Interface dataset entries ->
......

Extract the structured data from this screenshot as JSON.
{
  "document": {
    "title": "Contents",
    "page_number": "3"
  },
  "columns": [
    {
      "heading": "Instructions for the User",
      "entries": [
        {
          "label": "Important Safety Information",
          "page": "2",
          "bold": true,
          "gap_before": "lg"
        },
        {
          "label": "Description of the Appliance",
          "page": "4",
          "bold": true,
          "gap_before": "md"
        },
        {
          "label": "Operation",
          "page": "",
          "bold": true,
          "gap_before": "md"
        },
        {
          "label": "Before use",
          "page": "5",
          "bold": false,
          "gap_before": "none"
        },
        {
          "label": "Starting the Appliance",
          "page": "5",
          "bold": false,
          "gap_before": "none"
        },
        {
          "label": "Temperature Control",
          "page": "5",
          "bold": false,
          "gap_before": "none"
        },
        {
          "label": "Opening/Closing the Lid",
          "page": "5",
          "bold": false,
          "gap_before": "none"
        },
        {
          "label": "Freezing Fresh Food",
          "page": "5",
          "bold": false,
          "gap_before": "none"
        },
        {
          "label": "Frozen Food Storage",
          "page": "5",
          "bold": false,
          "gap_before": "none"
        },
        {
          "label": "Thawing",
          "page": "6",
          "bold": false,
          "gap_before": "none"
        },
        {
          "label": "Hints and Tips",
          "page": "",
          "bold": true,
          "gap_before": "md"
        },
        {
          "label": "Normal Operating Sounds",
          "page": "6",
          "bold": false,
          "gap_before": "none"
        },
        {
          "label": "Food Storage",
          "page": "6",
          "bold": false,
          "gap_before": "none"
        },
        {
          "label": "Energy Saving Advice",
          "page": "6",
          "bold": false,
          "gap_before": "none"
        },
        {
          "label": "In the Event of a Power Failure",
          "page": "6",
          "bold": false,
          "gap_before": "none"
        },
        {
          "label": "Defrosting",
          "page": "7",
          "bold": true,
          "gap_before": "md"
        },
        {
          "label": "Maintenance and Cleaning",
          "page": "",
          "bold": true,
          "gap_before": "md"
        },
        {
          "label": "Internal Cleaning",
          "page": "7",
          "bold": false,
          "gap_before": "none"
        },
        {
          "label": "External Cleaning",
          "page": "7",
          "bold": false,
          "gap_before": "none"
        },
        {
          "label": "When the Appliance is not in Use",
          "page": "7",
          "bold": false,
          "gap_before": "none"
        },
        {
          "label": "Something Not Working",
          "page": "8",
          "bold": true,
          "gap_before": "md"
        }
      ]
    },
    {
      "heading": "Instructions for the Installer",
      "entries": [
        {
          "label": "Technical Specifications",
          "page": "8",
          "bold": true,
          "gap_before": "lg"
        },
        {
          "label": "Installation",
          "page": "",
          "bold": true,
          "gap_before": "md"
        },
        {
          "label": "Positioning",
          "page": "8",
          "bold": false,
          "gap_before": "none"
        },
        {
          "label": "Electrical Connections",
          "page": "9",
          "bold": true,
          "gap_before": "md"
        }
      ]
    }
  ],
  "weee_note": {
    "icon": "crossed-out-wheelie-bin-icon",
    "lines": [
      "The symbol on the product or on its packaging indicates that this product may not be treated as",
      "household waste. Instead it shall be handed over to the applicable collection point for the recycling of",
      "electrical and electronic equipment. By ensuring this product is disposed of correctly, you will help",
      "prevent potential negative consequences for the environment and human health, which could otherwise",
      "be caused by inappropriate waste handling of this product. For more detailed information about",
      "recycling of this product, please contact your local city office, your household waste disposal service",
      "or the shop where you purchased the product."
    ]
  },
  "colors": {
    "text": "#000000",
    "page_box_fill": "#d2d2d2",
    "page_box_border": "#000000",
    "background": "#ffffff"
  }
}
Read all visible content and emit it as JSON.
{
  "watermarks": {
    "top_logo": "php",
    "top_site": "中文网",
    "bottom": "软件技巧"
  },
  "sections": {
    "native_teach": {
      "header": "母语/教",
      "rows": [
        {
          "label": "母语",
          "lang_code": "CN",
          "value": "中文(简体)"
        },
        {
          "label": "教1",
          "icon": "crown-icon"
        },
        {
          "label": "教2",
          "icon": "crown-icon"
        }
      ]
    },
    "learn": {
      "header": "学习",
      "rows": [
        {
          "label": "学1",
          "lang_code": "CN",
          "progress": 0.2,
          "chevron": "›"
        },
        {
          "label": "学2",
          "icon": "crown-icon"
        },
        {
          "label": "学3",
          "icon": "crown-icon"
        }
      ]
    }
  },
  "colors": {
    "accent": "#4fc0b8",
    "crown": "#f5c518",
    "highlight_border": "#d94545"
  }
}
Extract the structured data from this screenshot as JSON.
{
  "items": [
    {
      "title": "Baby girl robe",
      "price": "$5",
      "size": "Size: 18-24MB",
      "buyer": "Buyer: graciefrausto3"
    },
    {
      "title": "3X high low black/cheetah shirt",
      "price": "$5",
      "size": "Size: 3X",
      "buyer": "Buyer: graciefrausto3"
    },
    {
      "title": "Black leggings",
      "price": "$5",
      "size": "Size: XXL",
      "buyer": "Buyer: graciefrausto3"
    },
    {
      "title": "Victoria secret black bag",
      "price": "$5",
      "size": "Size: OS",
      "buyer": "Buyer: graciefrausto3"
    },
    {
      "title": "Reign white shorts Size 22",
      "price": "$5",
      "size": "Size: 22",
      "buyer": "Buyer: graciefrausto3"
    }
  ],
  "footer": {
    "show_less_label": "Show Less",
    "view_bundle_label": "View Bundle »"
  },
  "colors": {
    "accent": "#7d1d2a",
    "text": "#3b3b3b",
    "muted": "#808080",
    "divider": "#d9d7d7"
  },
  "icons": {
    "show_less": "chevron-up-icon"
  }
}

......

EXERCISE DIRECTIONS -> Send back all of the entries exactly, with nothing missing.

OUTPUT FOR THIS TASK ->
Extract the structured data from this screenshot as JSON.
{
  "document": {
    "title": "Contents",
    "page_number": "3"
  },
  "columns": [
    {
      "heading": "Instructions for the User",
      "entries": [
        {
          "label": "Important Safety Information",
          "page": "2",
          "bold": true,
          "gap_before": "lg"
        },
        {
          "label": "Description of the Appliance",
          "page": "4",
          "bold": true,
          "gap_before": "md"
        },
        {
          "label": "Operation",
          "page": "",
          "bold": true,
          "gap_before": "md"
        },
        {
          "label": "Before use",
          "page": "5",
          "bold": false,
          "gap_before": "none"
        },
        {
          "label": "Starting the Appliance",
          "page": "5",
          "bold": false,
          "gap_before": "none"
        },
        {
          "label": "Temperature Control",
          "page": "5",
          "bold": false,
          "gap_before": "none"
        },
        {
          "label": "Opening/Closing the Lid",
          "page": "5",
          "bold": false,
          "gap_before": "none"
        },
        {
          "label": "Freezing Fresh Food",
          "page": "5",
          "bold": false,
          "gap_before": "none"
        },
        {
          "label": "Frozen Food Storage",
          "page": "5",
          "bold": false,
          "gap_before": "none"
        },
        {
          "label": "Thawing",
          "page": "6",
          "bold": false,
          "gap_before": "none"
        },
        {
          "label": "Hints and Tips",
          "page": "",
          "bold": true,
          "gap_before": "md"
        },
        {
          "label": "Normal Operating Sounds",
          "page": "6",
          "bold": false,
          "gap_before": "none"
        },
        {
          "label": "Food Storage",
          "page": "6",
          "bold": false,
          "gap_before": "none"
        },
        {
          "label": "Energy Saving Advice",
          "page": "6",
          "bold": false,
          "gap_before": "none"
        },
        {
          "label": "In the Event of a Power Failure",
          "page": "6",
          "bold": false,
          "gap_before": "none"
        },
        {
          "label": "Defrosting",
          "page": "7",
          "bold": true,
          "gap_before": "md"
        },
        {
          "label": "Maintenance and Cleaning",
          "page": "",
          "bold": true,
          "gap_before": "md"
        },
        {
          "label": "Internal Cleaning",
          "page": "7",
          "bold": false,
          "gap_before": "none"
        },
        {
          "label": "External Cleaning",
          "page": "7",
          "bold": false,
          "gap_before": "none"
        },
        {
          "label": "When the Appliance is not in Use",
          "page": "7",
          "bold": false,
          "gap_before": "none"
        },
        {
          "label": "Something Not Working",
          "page": "8",
          "bold": true,
          "gap_before": "md"
        }
      ]
    },
    {
      "heading": "Instructions for the Installer",
      "entries": [
        {
          "label": "Technical Specifications",
          "page": "8",
          "bold": true,
          "gap_before": "lg"
        },
        {
          "label": "Installation",
          "page": "",
          "bold": true,
          "gap_before": "md"
        },
        {
          "label": "Positioning",
          "page": "8",
          "bold": false,
          "gap_before": "none"
        },
        {
          "label": "Electrical Connections",
          "page": "9",
          "bold": true,
          "gap_before": "md"
        }
      ]
    }
  ],
  "weee_note": {
    "icon": "crossed-out-wheelie-bin-icon",
    "lines": [
      "The symbol on the product or on its packaging indicates that this product may not be treated as",
      "household waste. Instead it shall be handed over to the applicable collection point for the recycling of",
      "electrical and electronic equipment. By ensuring this product is disposed of correctly, you will help",
      "prevent potential negative consequences for the environment and human health, which could otherwise",
      "be caused by inappropriate waste handling of this product. For more detailed information about",
      "recycling of this product, please contact your local city office, your household waste disposal service",
      "or the shop where you purchased the product."
    ]
  },
  "colors": {
    "text": "#000000",
    "page_box_fill": "#d2d2d2",
    "page_box_border": "#000000",
    "background": "#ffffff"
  }
}
Read all visible content and emit it as JSON.
{
  "watermarks": {
    "top_logo": "php",
    "top_site": "中文网",
    "bottom": "软件技巧"
  },
  "sections": {
    "native_teach": {
      "header": "母语/教",
      "rows": [
        {
          "label": "母语",
          "lang_code": "CN",
          "value": "中文(简体)"
        },
        {
          "label": "教1",
          "icon": "crown-icon"
        },
        {
          "label": "教2",
          "icon": "crown-icon"
        }
      ]
    },
    "learn": {
      "header": "学习",
      "rows": [
        {
          "label": "学1",
          "lang_code": "CN",
          "progress": 0.2,
          "chevron": "›"
        },
        {
          "label": "学2",
          "icon": "crown-icon"
        },
        {
          "label": "学3",
          "icon": "crown-icon"
        }
      ]
    }
  },
  "colors": {
    "accent": "#4fc0b8",
    "crown": "#f5c518",
    "highlight_border": "#d94545"
  }
}
Extract the structured data from this screenshot as JSON.
{
  "items": [
    {
      "title": "Baby girl robe",
      "price": "$5",
      "size": "Size: 18-24MB",
      "buyer": "Buyer: graciefrausto3"
    },
    {
      "title": "3X high low black/cheetah shirt",
      "price": "$5",
      "size": "Size: 3X",
      "buyer": "Buyer: graciefrausto3"
    },
    {
      "title": "Black leggings",
      "price": "$5",
      "size": "Size: XXL",
      "buyer": "Buyer: graciefrausto3"
    },
    {
      "title": "Victoria secret black bag",
      "price": "$5",
      "size": "Size: OS",
      "buyer": "Buyer: graciefrausto3"
    },
    {
      "title": "Reign white shorts Size 22",
      "price": "$5",
      "size": "Size: 22",
      "buyer": "Buyer: graciefrausto3"
    }
  ],
  "footer": {
    "show_less_label": "Show Less",
    "view_bundle_label": "View Bundle »"
  },
  "colors": {
    "accent": "#7d1d2a",
    "text": "#3b3b3b",
    "muted": "#808080",
    "divider": "#d9d7d7"
  },
  "icons": {
    "show_less": "chevron-up-icon"
  }
}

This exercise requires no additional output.